**What you will do**. Locate the string "Microsoft" in the records below. Copy every line where it occurs.

-------

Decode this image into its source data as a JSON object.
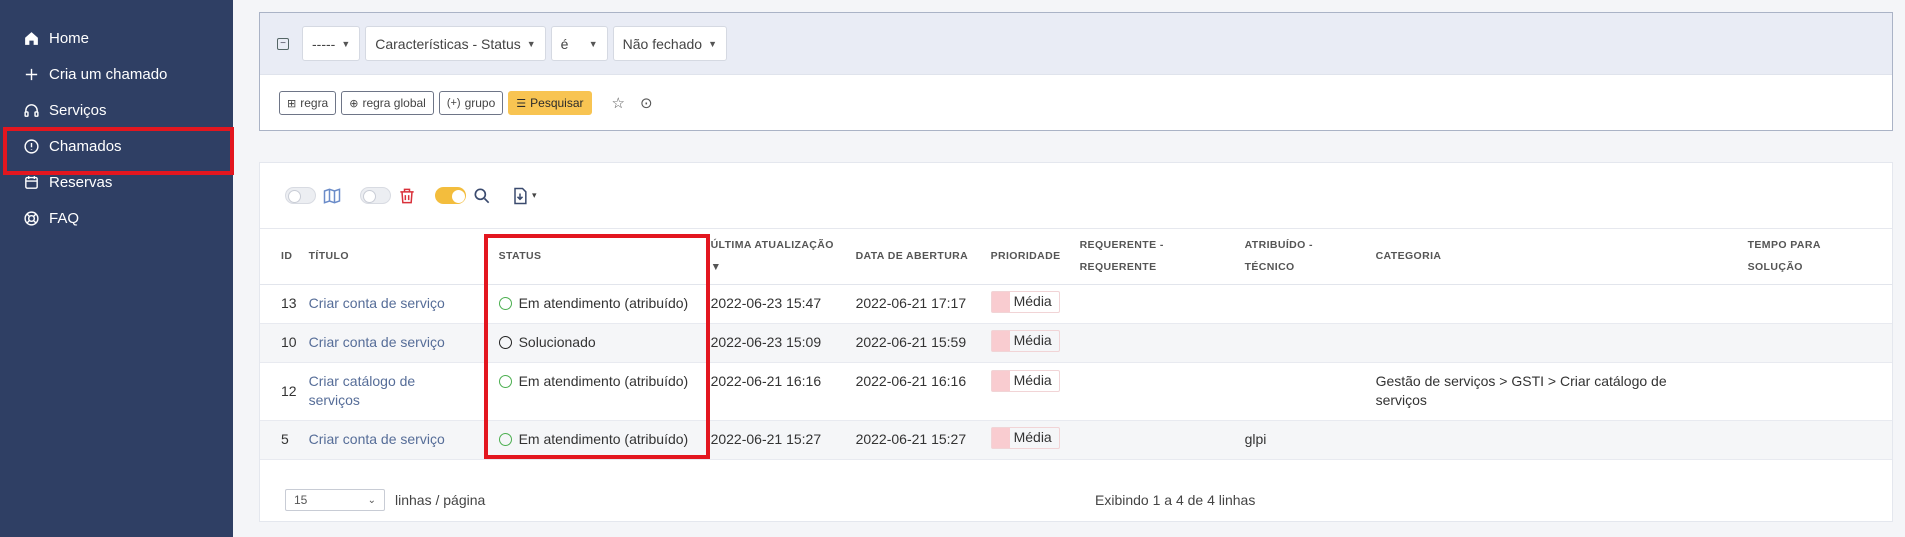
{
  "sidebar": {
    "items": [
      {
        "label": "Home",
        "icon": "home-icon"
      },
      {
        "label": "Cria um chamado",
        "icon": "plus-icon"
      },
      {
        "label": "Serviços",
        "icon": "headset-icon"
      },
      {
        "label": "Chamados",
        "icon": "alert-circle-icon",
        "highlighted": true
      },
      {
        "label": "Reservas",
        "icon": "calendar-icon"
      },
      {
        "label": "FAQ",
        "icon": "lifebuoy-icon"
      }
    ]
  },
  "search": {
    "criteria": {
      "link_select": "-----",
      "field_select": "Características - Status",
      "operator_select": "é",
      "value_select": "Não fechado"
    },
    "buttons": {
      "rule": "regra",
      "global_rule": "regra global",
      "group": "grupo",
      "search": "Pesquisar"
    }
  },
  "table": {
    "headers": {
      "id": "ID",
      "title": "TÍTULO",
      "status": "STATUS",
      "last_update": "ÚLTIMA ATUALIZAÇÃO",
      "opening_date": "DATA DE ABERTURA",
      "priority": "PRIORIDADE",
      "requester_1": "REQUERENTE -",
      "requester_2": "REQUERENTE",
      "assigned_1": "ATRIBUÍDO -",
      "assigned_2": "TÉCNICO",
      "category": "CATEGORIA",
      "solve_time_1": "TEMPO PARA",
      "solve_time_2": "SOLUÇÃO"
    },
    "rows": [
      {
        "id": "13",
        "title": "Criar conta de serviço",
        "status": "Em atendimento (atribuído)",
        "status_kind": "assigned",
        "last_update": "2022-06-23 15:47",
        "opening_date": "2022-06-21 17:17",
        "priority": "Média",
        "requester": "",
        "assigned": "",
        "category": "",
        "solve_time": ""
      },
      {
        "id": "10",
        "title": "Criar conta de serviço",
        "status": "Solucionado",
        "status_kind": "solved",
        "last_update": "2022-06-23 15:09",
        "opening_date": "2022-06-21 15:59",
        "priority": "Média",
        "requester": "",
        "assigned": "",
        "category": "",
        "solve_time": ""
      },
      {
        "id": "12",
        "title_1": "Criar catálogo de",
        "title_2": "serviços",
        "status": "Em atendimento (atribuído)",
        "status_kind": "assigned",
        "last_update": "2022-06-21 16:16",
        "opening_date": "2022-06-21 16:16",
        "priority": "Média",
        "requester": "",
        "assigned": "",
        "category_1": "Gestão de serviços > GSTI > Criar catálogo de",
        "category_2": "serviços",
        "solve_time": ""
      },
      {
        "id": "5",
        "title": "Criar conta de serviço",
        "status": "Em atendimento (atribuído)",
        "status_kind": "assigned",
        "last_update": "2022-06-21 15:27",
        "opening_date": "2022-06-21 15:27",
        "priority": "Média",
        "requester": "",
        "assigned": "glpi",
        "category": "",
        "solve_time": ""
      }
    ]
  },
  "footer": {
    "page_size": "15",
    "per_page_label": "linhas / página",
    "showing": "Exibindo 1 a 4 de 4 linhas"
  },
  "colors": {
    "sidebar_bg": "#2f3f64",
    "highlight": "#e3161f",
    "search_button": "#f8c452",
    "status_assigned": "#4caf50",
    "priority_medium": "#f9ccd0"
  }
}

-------

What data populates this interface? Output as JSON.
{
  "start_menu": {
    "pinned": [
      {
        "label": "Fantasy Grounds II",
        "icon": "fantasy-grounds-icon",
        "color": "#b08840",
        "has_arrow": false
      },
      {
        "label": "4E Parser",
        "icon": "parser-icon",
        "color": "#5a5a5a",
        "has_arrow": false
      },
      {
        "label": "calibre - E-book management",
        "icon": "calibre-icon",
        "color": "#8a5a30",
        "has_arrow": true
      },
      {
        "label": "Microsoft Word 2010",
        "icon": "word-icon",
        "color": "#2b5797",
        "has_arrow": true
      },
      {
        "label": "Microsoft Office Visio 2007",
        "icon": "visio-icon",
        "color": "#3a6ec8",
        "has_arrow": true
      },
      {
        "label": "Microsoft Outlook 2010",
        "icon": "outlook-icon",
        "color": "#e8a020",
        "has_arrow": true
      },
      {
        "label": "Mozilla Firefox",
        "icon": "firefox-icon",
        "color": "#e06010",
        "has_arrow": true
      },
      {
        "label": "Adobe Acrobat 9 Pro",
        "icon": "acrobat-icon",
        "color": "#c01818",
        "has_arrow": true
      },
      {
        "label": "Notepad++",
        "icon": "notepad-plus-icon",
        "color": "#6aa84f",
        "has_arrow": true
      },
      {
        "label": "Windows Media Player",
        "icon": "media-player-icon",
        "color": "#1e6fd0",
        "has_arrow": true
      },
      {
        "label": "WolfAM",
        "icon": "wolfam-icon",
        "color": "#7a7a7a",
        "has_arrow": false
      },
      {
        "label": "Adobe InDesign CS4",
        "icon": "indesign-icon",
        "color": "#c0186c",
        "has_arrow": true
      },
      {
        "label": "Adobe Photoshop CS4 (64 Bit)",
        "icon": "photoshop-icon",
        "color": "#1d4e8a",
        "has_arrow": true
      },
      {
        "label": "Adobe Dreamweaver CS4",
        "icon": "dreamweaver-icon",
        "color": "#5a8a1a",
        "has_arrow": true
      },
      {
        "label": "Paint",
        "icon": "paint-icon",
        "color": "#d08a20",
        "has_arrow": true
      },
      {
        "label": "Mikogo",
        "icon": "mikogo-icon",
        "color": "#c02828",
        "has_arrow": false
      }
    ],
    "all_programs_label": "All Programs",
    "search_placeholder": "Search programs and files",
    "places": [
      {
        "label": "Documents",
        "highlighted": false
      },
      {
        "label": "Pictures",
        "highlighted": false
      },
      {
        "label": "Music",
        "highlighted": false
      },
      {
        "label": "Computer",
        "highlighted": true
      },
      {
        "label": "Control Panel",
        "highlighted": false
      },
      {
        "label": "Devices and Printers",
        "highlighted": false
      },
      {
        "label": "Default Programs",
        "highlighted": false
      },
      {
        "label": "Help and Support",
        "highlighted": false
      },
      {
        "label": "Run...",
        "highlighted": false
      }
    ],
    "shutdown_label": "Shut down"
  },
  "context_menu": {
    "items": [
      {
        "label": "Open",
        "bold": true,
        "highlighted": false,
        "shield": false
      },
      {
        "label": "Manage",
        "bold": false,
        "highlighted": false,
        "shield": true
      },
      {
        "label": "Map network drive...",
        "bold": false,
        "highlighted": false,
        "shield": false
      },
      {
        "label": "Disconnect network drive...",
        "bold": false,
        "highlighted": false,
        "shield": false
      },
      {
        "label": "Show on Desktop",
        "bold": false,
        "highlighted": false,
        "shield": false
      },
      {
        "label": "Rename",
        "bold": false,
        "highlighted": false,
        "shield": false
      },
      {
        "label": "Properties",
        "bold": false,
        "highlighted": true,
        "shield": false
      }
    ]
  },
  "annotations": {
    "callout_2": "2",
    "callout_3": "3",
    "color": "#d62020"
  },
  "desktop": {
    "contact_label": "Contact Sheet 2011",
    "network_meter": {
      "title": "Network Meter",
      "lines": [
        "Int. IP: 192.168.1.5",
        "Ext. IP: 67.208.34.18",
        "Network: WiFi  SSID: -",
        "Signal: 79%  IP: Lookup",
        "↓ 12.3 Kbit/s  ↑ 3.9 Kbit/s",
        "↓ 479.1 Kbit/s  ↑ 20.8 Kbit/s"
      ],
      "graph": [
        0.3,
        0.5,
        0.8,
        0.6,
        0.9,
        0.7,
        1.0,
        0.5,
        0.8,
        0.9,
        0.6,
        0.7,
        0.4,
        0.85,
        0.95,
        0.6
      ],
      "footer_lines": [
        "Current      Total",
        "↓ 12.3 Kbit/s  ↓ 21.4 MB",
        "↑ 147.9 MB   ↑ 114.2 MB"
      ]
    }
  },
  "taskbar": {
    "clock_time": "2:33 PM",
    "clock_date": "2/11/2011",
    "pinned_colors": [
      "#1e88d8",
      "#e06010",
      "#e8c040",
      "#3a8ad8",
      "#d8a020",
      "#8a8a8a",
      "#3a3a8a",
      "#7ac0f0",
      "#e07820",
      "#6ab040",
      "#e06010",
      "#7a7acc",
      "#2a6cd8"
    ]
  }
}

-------

**Exercise solution**.
        "label": "Microsoft Word 2010",
        "label": "Microsoft Office Visio 2007",
        "label": "Microsoft Outlook 2010",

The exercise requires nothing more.